━━━ Task data

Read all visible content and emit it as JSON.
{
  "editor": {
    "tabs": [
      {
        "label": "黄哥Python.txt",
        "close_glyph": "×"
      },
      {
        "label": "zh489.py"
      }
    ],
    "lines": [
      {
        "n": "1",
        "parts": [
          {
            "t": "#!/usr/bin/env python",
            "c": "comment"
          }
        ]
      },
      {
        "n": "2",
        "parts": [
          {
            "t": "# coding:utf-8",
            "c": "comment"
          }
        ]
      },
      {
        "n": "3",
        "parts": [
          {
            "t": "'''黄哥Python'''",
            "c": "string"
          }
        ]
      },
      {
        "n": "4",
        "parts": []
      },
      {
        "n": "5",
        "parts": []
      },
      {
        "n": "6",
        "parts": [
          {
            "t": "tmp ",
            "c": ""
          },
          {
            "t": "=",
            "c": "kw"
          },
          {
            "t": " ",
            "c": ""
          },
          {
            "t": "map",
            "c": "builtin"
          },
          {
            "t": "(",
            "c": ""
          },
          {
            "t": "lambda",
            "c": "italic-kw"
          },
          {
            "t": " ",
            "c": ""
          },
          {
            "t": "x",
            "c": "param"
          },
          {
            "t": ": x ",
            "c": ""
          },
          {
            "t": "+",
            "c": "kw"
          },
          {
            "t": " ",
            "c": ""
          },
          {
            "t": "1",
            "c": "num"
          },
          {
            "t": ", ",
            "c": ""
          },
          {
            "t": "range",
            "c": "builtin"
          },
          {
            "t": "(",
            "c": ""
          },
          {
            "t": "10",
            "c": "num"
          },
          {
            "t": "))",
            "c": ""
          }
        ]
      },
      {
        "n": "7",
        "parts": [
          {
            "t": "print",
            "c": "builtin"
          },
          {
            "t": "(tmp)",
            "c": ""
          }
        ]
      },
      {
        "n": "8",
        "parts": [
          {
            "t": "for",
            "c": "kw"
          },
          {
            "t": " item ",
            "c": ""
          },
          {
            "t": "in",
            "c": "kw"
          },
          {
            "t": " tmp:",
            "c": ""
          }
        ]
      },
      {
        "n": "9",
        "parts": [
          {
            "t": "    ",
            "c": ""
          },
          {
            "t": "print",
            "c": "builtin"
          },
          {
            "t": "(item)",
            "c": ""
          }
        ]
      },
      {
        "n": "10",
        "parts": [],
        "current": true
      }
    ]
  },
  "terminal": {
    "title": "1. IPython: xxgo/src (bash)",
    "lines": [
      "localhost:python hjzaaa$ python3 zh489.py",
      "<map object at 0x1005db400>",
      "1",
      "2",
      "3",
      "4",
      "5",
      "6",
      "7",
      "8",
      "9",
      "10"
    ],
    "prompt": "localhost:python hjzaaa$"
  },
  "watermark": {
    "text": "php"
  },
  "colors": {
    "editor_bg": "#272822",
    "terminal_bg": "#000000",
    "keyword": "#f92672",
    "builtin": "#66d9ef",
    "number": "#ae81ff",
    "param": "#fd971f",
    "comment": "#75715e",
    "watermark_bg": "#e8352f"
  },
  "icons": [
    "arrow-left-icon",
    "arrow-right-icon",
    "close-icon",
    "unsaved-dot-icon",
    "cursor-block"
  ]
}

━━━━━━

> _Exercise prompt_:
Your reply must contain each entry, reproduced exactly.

> _Task result_:
Read all visible content and emit it as JSON.
{
  "editor": {
    "tabs": [
      {
        "label": "黄哥Python.txt",
        "close_glyph": "×"
      },
      {
        "label": "zh489.py"
      }
    ],
    "lines": [
      {
        "n": "1",
        "parts": [
          {
            "t": "#!/usr/bin/env python",
            "c": "comment"
          }
        ]
      },
      {
        "n": "2",
        "parts": [
          {
            "t": "# coding:utf-8",
            "c": "comment"
          }
        ]
      },
      {
        "n": "3",
        "parts": [
          {
            "t": "'''黄哥Python'''",
            "c": "string"
          }
        ]
      },
      {
        "n": "4",
        "parts": []
      },
      {
        "n": "5",
        "parts": []
      },
      {
        "n": "6",
        "parts": [
          {
            "t": "tmp ",
            "c": ""
          },
          {
            "t": "=",
            "c": "kw"
          },
          {
            "t": " ",
            "c": ""
          },
          {
            "t": "map",
            "c": "builtin"
          },
          {
            "t": "(",
            "c": ""
          },
          {
            "t": "lambda",
            "c": "italic-kw"
          },
          {
            "t": " ",
            "c": ""
          },
          {
            "t": "x",
            "c": "param"
          },
          {
            "t": ": x ",
            "c": ""
          },
          {
            "t": "+",
            "c": "kw"
          },
          {
            "t": " ",
            "c": ""
          },
          {
            "t": "1",
            "c": "num"
          },
          {
            "t": ", ",
            "c": ""
          },
          {
            "t": "range",
            "c": "builtin"
          },
          {
            "t": "(",
            "c": ""
          },
          {
            "t": "10",
            "c": "num"
          },
          {
            "t": "))",
            "c": ""
          }
        ]
      },
      {
        "n": "7",
        "parts": [
          {
            "t": "print",
            "c": "builtin"
          },
          {
            "t": "(tmp)",
            "c": ""
          }
        ]
      },
      {
        "n": "8",
        "parts": [
          {
            "t": "for",
            "c": "kw"
          },
          {
            "t": " item ",
            "c": ""
          },
          {
            "t": "in",
            "c": "kw"
          },
          {
            "t": " tmp:",
            "c": ""
          }
        ]
      },
      {
        "n": "9",
        "parts": [
          {
            "t": "    ",
            "c": ""
          },
          {
            "t": "print",
            "c": "builtin"
          },
          {
            "t": "(item)",
            "c": ""
          }
        ]
      },
      {
        "n": "10",
        "parts": [],
        "current": true
      }
    ]
  },
  "terminal": {
    "title": "1. IPython: xxgo/src (bash)",
    "lines": [
      "localhost:python hjzaaa$ python3 zh489.py",
      "<map object at 0x1005db400>",
      "1",
      "2",
      "3",
      "4",
      "5",
      "6",
      "7",
      "8",
      "9",
      "10"
    ],
    "prompt": "localhost:python hjzaaa$"
  },
  "watermark": {
    "text": "php"
  },
  "colors": {
    "editor_bg": "#272822",
    "terminal_bg": "#000000",
    "keyword": "#f92672",
    "builtin": "#66d9ef",
    "number": "#ae81ff",
    "param": "#fd971f",
    "comment": "#75715e",
    "watermark_bg": "#e8352f"
  },
  "icons": [
    "arrow-left-icon",
    "arrow-right-icon",
    "close-icon",
    "unsaved-dot-icon",
    "cursor-block"
  ]
}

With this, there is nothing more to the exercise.